The opinion of the court was delivered by: Reagan, District Judge
Plaintiff, an inmate in the Federal Correctional Institution in Greenville, Illinois, brings this action for alleged violations of his constitutional rights by persons acting under the color of federal authority. See Bivens v. Six Unknown Named Agents, 403 U.S. 388 (1971). This case is now before the Court for a preliminary review of the complaint pursuant to 28 U.S.C. § 1915A, which provides:
(a) Screening.-- The court shall review, before docketing, if feasible or, in any event, as soon as practicable after docketing, a complaint in a civil action in which a prisoner seeks redress from a governmental entity or officer or employee of a governmental entity.
(b) Grounds for Dismissal.-- On review, the court shall identify cognizable claims or dismiss the complaint, or any portion of the complaint, if the complaint--
(1) is frivolous, malicious, or fails to state a claim on which relief may be granted; or
(2) seeks monetary relief from a defendant who is immune from such relief.
28 U.S.C. § 1915A. An action or claim is frivolous if "it lacks an arguable basis either in law or in fact." Neitzke v. Williams, 490 U.S. 319, 325 (1989). Upon careful review of the complaint and any supporting exhibits, the Court finds it appropriate to exercise its authority under § 1915A; Plaintiff has failed to state a claim, and this action thus is subject to summary dismissal.
In this action, Plaintiff complains about the persistent lack of medical treatment for his various foot ailments; he argues that Defendants have been deliberately indifferent to his serious medical needs, in violation of his rights under the Eighth Amendment. In his statement of claim, he makes reference to several individuals at FCI-Greenville. However, none of these individuals is named as a defendant in the caption, and Plaintiff's self-styled complaint does not include a separate section in which he identifies, by name, any individual defendant. Instead, he lists only FCI-Greenville and the Bureau of Prisons as defendants. However, the Bureau of Prisons and its entities, as a federal agency, are not amenable to suit in a Bivens action. See FDIC v. Meyer, 510 U.S. 471, 483-486 (1994). Rather, a Bivens action provides for a remedy against federal agents, acting in their individual capacities. Id. See also Glaus v. Anderson, 408 F.3d 382, 389 (7th Cir. 2005) ("federal prisoners suing under Bivens may sue relevant officials in their individual capacity only"). Therefore, in order for Plaintiff to possibly succeed with his claims related to medical care for his feet, he must file his claims against individually-named defendants, rather than federal agencies.

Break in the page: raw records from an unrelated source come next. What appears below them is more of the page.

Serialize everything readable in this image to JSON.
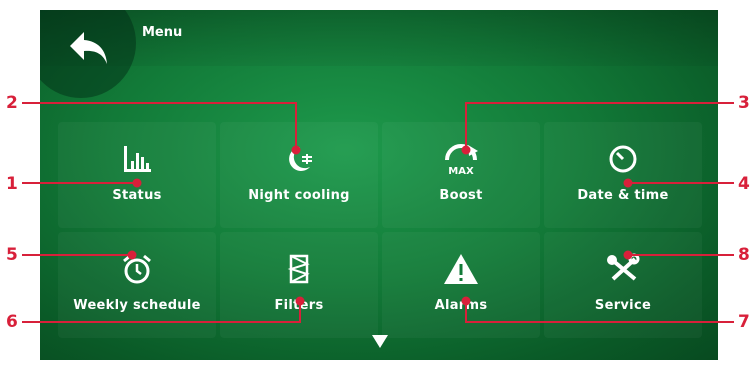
{
  "header": {
    "title": "Menu"
  },
  "tiles": [
    {
      "label": "Status",
      "icon": "bar-chart-icon"
    },
    {
      "label": "Night cooling",
      "icon": "moon-fan-icon"
    },
    {
      "label": "Boost",
      "icon": "boost-gauge-icon",
      "icon_text": "MAX"
    },
    {
      "label": "Date & time",
      "icon": "clock-icon"
    },
    {
      "label": "Weekly schedule",
      "icon": "alarm-clock-icon"
    },
    {
      "label": "Filters",
      "icon": "filter-icon"
    },
    {
      "label": "Alarms",
      "icon": "warning-icon"
    },
    {
      "label": "Service",
      "icon": "tools-icon"
    }
  ],
  "callouts": [
    "1",
    "2",
    "3",
    "4",
    "5",
    "6",
    "7",
    "8"
  ],
  "colors": {
    "accent": "#d8203a",
    "background": "#127a38",
    "text": "#ffffff"
  }
}
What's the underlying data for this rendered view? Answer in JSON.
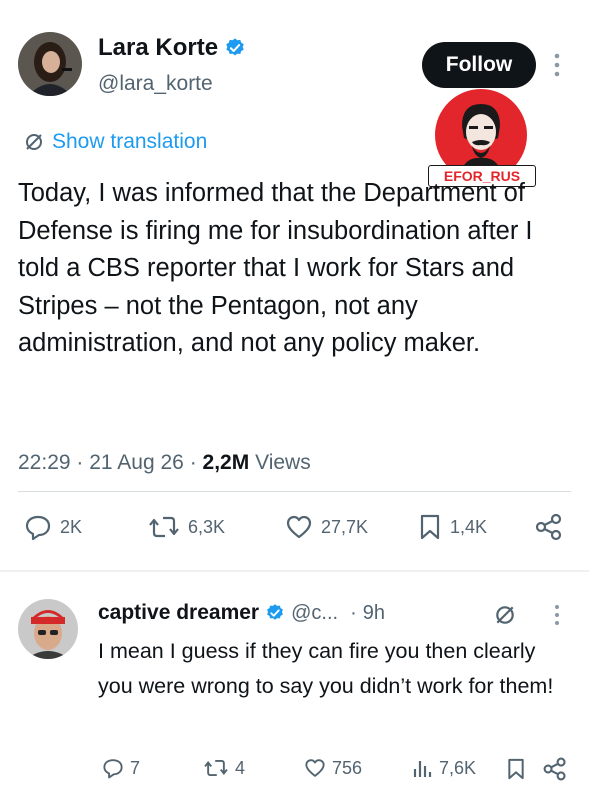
{
  "tweet": {
    "author_name": "Lara Korte",
    "author_handle": "@lara_korte",
    "follow_label": "Follow",
    "translation_label": "Show translation",
    "text": "Today, I was informed that the Department of Defense is firing me for insubordination after I told a CBS reporter that I work for Stars and Stripes – not the Pentagon, not any administration, and not any policy maker.",
    "time": "22:29",
    "date": "21 Aug 26",
    "separator": "·",
    "views_count": "2,2M",
    "views_label": "Views",
    "replies": "2K",
    "reposts": "6,3K",
    "likes": "27,7K",
    "bookmarks": "1,4K"
  },
  "watermark": {
    "label": "EFOR_RUS"
  },
  "reply": {
    "author_name": "captive dreamer",
    "author_handle": "@c...",
    "age": "9h",
    "separator": "·",
    "text": "I mean I guess if they can fire you then clearly you were wrong to say you didn’t work for them!",
    "replies": "7",
    "reposts": "4",
    "likes": "756",
    "views": "7,6K"
  },
  "colors": {
    "accent": "#1d9bf0",
    "text": "#0f1419",
    "muted": "#536471",
    "watermark_red": "#e3262c"
  }
}
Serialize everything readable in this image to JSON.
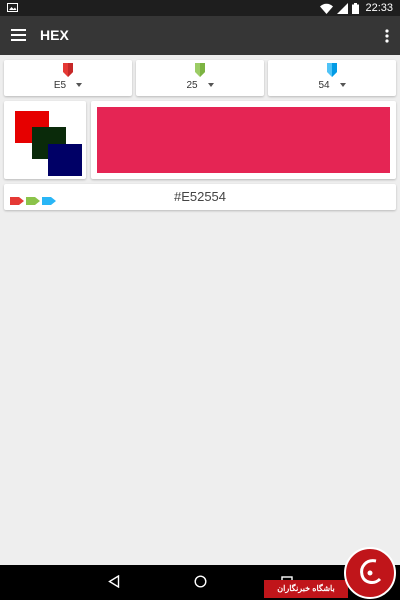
{
  "status_bar": {
    "time": "22:33",
    "icons": [
      "image-icon",
      "wifi-icon",
      "signal-icon",
      "battery-icon"
    ]
  },
  "app_bar": {
    "title": "HEX",
    "menu_icon": "hamburger-menu-icon",
    "overflow_icon": "more-vert-icon"
  },
  "channels": [
    {
      "name": "red",
      "value": "E5",
      "tag_color": "#e53935"
    },
    {
      "name": "green",
      "value": "25",
      "tag_color": "#8bc34a"
    },
    {
      "name": "blue",
      "value": "54",
      "tag_color": "#29b6f6"
    }
  ],
  "preview": {
    "red_square": "#e60000",
    "green_square": "#0a2a0a",
    "blue_square": "#000066"
  },
  "swatch": {
    "color": "#E52554"
  },
  "hex_bar": {
    "value": "#E52554"
  },
  "watermark": {
    "banner_text": "باشگاه خبرنگاران"
  },
  "nav_bar": {
    "icons": [
      "back-icon",
      "home-icon",
      "recents-icon"
    ]
  }
}
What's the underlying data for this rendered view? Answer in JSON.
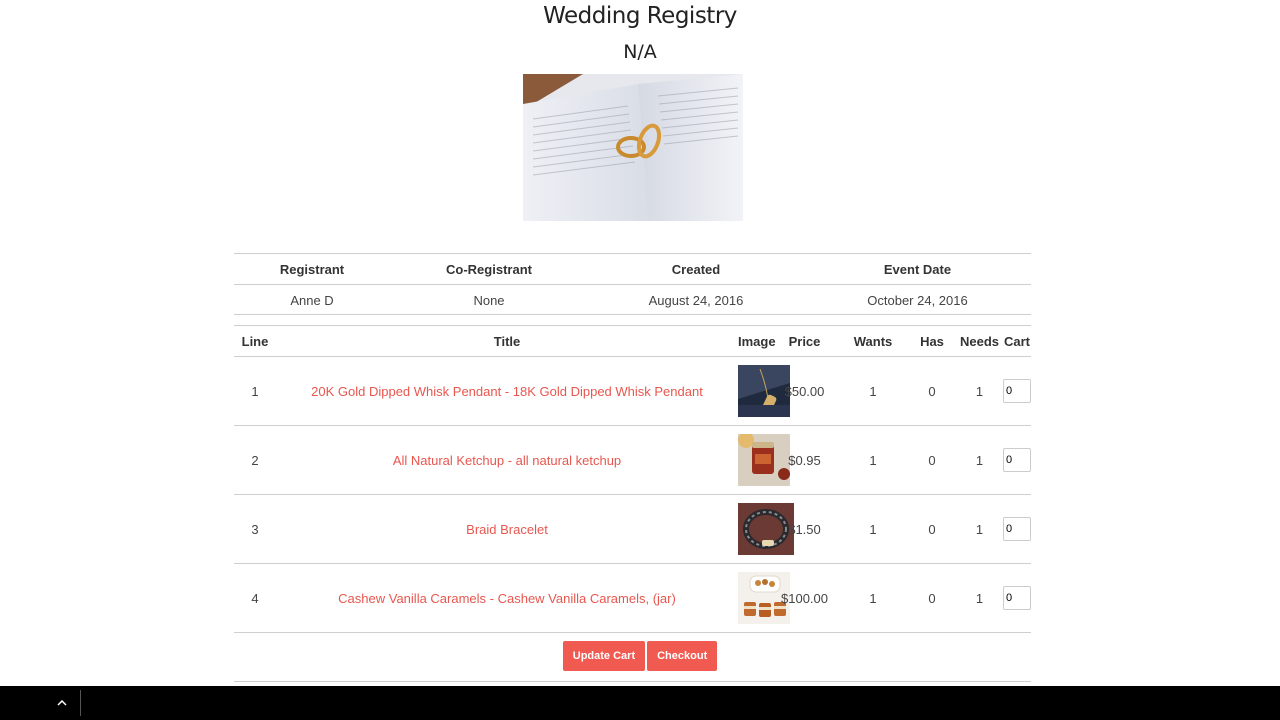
{
  "header": {
    "title": "Wedding Registry",
    "subtitle": "N/A"
  },
  "hero_image": {
    "icon": "wedding-rings-on-book-photo"
  },
  "registry_info": {
    "headers": [
      "Registrant",
      "Co-Registrant",
      "Created",
      "Event Date"
    ],
    "values": [
      "Anne D",
      "None",
      "August 24, 2016",
      "October 24, 2016"
    ]
  },
  "items_table": {
    "headers": {
      "line": "Line",
      "title": "Title",
      "image": "Image",
      "price": "Price",
      "wants": "Wants",
      "has": "Has",
      "needs": "Needs",
      "cart": "Cart"
    },
    "rows": [
      {
        "line": "1",
        "title": "20K Gold Dipped Whisk Pendant - 18K Gold Dipped Whisk Pendant",
        "image": "whisk-pendant-photo",
        "price": "$50.00",
        "wants": "1",
        "has": "0",
        "needs": "1",
        "cart": "0"
      },
      {
        "line": "2",
        "title": "All Natural Ketchup - all natural ketchup",
        "image": "ketchup-jar-photo",
        "price": "$0.95",
        "wants": "1",
        "has": "0",
        "needs": "1",
        "cart": "0"
      },
      {
        "line": "3",
        "title": "Braid Bracelet",
        "image": "braid-bracelet-photo",
        "price": "$1.50",
        "wants": "1",
        "has": "0",
        "needs": "1",
        "cart": "0"
      },
      {
        "line": "4",
        "title": "Cashew Vanilla Caramels - Cashew Vanilla Caramels, (jar)",
        "image": "caramels-photo",
        "price": "$100.00",
        "wants": "1",
        "has": "0",
        "needs": "1",
        "cart": "0"
      }
    ]
  },
  "actions": {
    "update_cart": "Update Cart",
    "checkout": "Checkout"
  },
  "colors": {
    "link": "#e8574f",
    "button": "#f15a51",
    "taskbar": "#000000"
  },
  "taskbar": {
    "icon": "chevron-up-icon"
  }
}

Because Plaintiff has failed to state a claim against any named defendant, the complaint is DISMISSED without prejudice. Plaintiff is GRANTED leave to file an amended complaint, in accordance with this Memorandum and Order, within THIRTY DAYS of the date of entry of this Order.

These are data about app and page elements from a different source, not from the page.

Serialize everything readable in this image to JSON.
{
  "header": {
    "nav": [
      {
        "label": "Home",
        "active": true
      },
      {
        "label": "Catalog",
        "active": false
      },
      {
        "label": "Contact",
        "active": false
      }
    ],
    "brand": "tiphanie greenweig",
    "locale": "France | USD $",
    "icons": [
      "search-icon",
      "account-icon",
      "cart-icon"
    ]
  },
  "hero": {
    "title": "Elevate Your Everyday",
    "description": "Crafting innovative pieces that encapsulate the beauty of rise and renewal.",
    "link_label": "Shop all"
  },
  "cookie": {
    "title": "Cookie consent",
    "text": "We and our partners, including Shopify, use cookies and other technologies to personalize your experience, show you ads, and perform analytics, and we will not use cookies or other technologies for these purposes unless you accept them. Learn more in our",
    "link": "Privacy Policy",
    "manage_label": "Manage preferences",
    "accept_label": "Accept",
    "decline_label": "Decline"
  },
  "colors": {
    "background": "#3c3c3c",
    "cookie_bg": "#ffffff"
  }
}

IT IS FURTHER ORDERED that upon conclusion of the thirty-day period, should Plaintiff fail to file an amended complaint, this case will be closed for failure to state a claim and for failure to comply with an order of this Court. FED.R.CIV.P. 41(b); see generally Ladien v. Astrachan, 128 F.3d 1051 (7th Cir. 1997); Johnson v. Kamminga, 34 F.3d 466 (7th Cir. 1994).

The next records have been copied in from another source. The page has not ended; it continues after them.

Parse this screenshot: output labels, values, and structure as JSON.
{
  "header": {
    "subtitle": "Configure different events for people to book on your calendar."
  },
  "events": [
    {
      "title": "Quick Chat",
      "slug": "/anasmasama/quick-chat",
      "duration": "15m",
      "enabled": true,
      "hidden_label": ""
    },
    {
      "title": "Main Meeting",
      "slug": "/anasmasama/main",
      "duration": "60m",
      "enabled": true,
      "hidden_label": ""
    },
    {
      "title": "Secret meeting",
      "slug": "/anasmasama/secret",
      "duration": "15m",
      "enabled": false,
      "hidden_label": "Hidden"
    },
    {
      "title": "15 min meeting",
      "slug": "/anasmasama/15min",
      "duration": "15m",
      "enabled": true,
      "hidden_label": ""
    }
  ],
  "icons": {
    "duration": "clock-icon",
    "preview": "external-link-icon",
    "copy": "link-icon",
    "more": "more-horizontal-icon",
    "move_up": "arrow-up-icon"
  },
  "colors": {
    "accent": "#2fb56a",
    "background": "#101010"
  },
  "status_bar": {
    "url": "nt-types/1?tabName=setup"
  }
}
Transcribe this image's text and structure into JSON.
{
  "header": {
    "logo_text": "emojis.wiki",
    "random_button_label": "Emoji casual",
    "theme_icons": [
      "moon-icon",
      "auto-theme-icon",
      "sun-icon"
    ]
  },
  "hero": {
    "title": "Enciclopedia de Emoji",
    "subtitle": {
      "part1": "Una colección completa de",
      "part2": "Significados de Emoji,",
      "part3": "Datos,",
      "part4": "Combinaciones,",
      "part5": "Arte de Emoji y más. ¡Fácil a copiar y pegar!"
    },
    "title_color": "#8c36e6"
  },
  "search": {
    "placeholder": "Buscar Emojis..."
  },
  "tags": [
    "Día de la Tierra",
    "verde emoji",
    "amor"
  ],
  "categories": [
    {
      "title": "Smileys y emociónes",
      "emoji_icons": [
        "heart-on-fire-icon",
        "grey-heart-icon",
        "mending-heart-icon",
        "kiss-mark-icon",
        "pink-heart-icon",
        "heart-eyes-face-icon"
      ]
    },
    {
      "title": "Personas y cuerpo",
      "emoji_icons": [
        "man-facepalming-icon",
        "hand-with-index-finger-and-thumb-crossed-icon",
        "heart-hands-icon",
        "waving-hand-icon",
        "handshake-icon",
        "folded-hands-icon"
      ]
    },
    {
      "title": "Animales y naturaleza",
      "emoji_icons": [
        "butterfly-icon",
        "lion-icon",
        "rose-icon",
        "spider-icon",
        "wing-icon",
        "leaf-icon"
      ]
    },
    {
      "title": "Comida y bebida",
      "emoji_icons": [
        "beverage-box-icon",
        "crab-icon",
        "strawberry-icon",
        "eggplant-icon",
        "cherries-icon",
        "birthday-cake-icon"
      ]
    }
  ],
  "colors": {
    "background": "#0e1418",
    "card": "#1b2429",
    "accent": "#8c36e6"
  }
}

The Clerk is DIRECTED to provide Plaintiff with FIVE (5) copies of this District's forms for use in preparing his amended complaint.
MICHAEL J. REAGAN United States ...